The following text is from a paper I wrote for my Independent Study Project on re-connecting Charlottesville to Monticello for pedestrians and cyclists.
Old Monticello Road will be one option the team will explore to reconnect Monticello to Charlottesville.
There are many different lenses through which planners view the practice and even more ways to attack difficult problems. This essay frames my Monticello Connectivity project within the discipline and finishes by considering my own role. In between I describe the logic model I use to chart a path from resources at hand to beneficial social outcomes.
Planning in the Public Interest
Peter Marcuse describes three major planning currents (and sub-currents) along a continuum of faith in—or deference to—institutional power. One could argue for many hours—and some people do just that—about the appropriate setting for that dial but it ultimately comes down to the planner’s sensibilities.
Within his formulation, this project would be described as Social Reform Planning or planning in the public interest. It works with existing institutions to make the world better for a broad majority of the population, while harming very few if anyone,1 as opposed to focusing primarily on either the maintenance of social order or the uplift of the oppressed.
My approach shades into Advocacy Planning because I believe that the institutional actors need to modify their approach. As I will eventually argue in my pre-assessment document,2 the project cannot happen without regional cooperation beyond what we typically see and the result cannot be just without a very inclusive process.
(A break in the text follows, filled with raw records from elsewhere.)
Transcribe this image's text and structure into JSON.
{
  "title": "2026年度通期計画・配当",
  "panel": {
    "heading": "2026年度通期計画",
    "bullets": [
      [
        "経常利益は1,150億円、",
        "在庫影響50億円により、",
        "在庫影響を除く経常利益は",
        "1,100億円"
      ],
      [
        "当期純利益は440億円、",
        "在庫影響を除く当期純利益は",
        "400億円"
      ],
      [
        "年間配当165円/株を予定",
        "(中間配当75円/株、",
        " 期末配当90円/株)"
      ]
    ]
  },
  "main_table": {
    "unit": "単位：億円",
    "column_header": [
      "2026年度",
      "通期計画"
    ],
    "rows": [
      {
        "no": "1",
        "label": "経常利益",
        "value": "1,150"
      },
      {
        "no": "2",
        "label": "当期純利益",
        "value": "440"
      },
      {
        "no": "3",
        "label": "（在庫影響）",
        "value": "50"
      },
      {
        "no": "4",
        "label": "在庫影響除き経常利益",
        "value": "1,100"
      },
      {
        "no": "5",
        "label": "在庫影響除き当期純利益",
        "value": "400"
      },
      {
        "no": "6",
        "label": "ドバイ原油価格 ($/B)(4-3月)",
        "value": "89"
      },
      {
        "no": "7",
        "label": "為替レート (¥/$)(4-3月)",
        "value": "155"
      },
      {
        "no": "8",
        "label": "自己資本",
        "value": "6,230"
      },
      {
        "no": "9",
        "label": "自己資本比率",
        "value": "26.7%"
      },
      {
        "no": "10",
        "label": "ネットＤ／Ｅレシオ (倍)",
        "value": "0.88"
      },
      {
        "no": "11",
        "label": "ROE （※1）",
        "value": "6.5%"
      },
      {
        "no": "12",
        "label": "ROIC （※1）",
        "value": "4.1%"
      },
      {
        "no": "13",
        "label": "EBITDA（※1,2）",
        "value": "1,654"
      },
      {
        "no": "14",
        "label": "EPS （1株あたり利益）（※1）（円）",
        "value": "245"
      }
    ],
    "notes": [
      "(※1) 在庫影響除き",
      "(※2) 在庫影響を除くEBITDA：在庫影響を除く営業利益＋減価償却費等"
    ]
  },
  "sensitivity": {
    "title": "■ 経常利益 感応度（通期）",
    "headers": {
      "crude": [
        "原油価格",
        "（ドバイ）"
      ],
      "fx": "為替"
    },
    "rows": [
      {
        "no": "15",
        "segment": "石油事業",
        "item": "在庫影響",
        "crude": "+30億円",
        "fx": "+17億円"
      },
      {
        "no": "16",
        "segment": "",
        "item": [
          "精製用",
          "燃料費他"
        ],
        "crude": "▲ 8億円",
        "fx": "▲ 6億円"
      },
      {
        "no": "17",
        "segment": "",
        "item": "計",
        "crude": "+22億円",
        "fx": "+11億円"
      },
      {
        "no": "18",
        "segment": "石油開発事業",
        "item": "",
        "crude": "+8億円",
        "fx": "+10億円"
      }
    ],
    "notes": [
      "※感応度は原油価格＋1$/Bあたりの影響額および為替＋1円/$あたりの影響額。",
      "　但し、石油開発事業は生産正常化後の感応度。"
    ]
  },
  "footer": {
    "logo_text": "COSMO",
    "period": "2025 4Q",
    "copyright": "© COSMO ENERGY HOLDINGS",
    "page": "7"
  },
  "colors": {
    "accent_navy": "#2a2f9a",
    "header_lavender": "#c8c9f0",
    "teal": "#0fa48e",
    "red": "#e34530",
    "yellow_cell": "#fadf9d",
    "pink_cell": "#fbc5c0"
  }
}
Fortunately, the key stakeholders already agree on these principles: there is both a physical need and a need for process reform. This project will address both.